Zen meditation is a three-step process: Step one is correcting posture, step two is breathing “to calm the mind,” O’Sullivan said, and step three is getting in the right frame of mind.
In order to do so, participants must ask themselves a paradoxical question, such as, “What am I?” Eventually, the participant will exhaust all possibilities and “hit that question mark,” O’Sullivan said. This is referred to as the “don’t know” mind, the stage when the brain has explored every solution to no avail.
“If we ask ourselves a paradoxical question that has no answer, sooner or later, (the) mind is going to just give up,” O’Sullivan said. “When it gives up, then what appears is just emptiness, and we sit and just watch our thoughts coming and going.”

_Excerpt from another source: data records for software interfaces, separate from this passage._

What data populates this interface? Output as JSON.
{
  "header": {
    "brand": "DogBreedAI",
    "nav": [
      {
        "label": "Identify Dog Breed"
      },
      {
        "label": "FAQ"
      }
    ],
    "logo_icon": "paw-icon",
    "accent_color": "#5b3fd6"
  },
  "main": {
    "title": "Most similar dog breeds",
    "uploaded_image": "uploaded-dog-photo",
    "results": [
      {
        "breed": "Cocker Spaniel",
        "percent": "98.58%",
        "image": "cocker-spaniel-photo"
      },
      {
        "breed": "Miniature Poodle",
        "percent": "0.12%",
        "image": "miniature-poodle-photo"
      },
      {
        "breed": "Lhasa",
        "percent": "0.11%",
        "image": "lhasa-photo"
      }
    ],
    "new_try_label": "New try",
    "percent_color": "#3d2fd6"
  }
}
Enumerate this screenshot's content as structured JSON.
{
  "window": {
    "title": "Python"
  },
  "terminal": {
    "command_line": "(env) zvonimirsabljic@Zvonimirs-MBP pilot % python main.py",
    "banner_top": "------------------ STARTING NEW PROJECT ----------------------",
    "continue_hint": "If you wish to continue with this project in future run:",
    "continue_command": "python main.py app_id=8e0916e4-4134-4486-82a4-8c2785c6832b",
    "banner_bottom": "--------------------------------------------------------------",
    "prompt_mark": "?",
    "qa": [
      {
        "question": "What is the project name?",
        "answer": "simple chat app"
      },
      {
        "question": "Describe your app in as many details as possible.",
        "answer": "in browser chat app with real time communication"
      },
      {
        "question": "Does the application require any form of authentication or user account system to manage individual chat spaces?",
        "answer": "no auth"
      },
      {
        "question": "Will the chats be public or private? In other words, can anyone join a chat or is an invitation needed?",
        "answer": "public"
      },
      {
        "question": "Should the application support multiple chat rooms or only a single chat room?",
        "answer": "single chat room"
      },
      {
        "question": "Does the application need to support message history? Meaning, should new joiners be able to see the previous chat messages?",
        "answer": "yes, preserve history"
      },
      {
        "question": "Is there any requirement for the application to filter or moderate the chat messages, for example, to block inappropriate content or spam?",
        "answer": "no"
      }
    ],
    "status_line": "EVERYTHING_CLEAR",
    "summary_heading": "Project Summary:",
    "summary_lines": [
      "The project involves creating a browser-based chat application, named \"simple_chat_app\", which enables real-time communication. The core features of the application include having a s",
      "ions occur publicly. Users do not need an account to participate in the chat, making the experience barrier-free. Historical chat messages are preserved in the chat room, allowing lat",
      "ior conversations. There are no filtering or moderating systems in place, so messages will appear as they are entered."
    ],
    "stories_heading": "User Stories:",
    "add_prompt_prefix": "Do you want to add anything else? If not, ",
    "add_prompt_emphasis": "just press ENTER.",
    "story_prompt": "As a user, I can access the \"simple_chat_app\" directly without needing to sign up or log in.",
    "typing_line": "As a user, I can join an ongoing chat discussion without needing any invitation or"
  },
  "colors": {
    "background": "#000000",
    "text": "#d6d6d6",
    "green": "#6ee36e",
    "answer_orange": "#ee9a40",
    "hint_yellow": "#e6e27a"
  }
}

O’Sullivan began his practice of Zen meditation when he injured his leg and, during a hospital visit, was diagnosed with high blood pressure as well. Doctors recommended a prescription, but O’Sullivan received other advice.
“A nurse said, ‘Don’t take medicine. Learn how to meditate,’ ” he said. “So I gave it a shot and here I am.”
His first experience with Zen meditation was inspired by a recommendation from his sister’s friend, who attended a Zen loft in New York City. Despite his positive experience with the meditation, O’Sullivan didn’t return to the loft until a month later, and when he showed up, the teachers were not there. He turned to the Village Voice and found another meditation center he has been practicing with ever since.
In a conversation with someone at the second location, O’Sullivan asked the other man how he had gotten started and mentioned the center where he’d previously practiced.
“He said, ‘Well, that was us at both places!’ ” O’Sullivan said. “I had to stay there then, right?”
He now has his own center called Three Treasures Zen Center, with two locations in Otego and Binghamton respectively. The Otego location has been open for 15 years, and the Binghamton location was established five years ago.
“We’ve got quite a few regular attendees, and there’s always transients coming and going,” O’Sullivan said.
During his week at Chautauqua, he hopes participants will experience a similar state of mind to the one his Three Treasures attendees do.
“I hope that they take advantage of the opportunity to be mindful, to let their mind rest and be mindful of life, of their life,” O’Sullivan said. “Just to walk around in Chautauqua is a beautiful thing. … You have the opportunity for beautiful smells with all the flowers, everybody talking and mingling, the breeze (and) little flakes of rain in the morning. To experience all of that, be aware of it and to really enjoy every day … not just, people say, ‘enjoy your day,’ but to really, really put your heart and mind into just enjoying the day. By you enjoying your day, you’re helping everybody else enjoy their day.”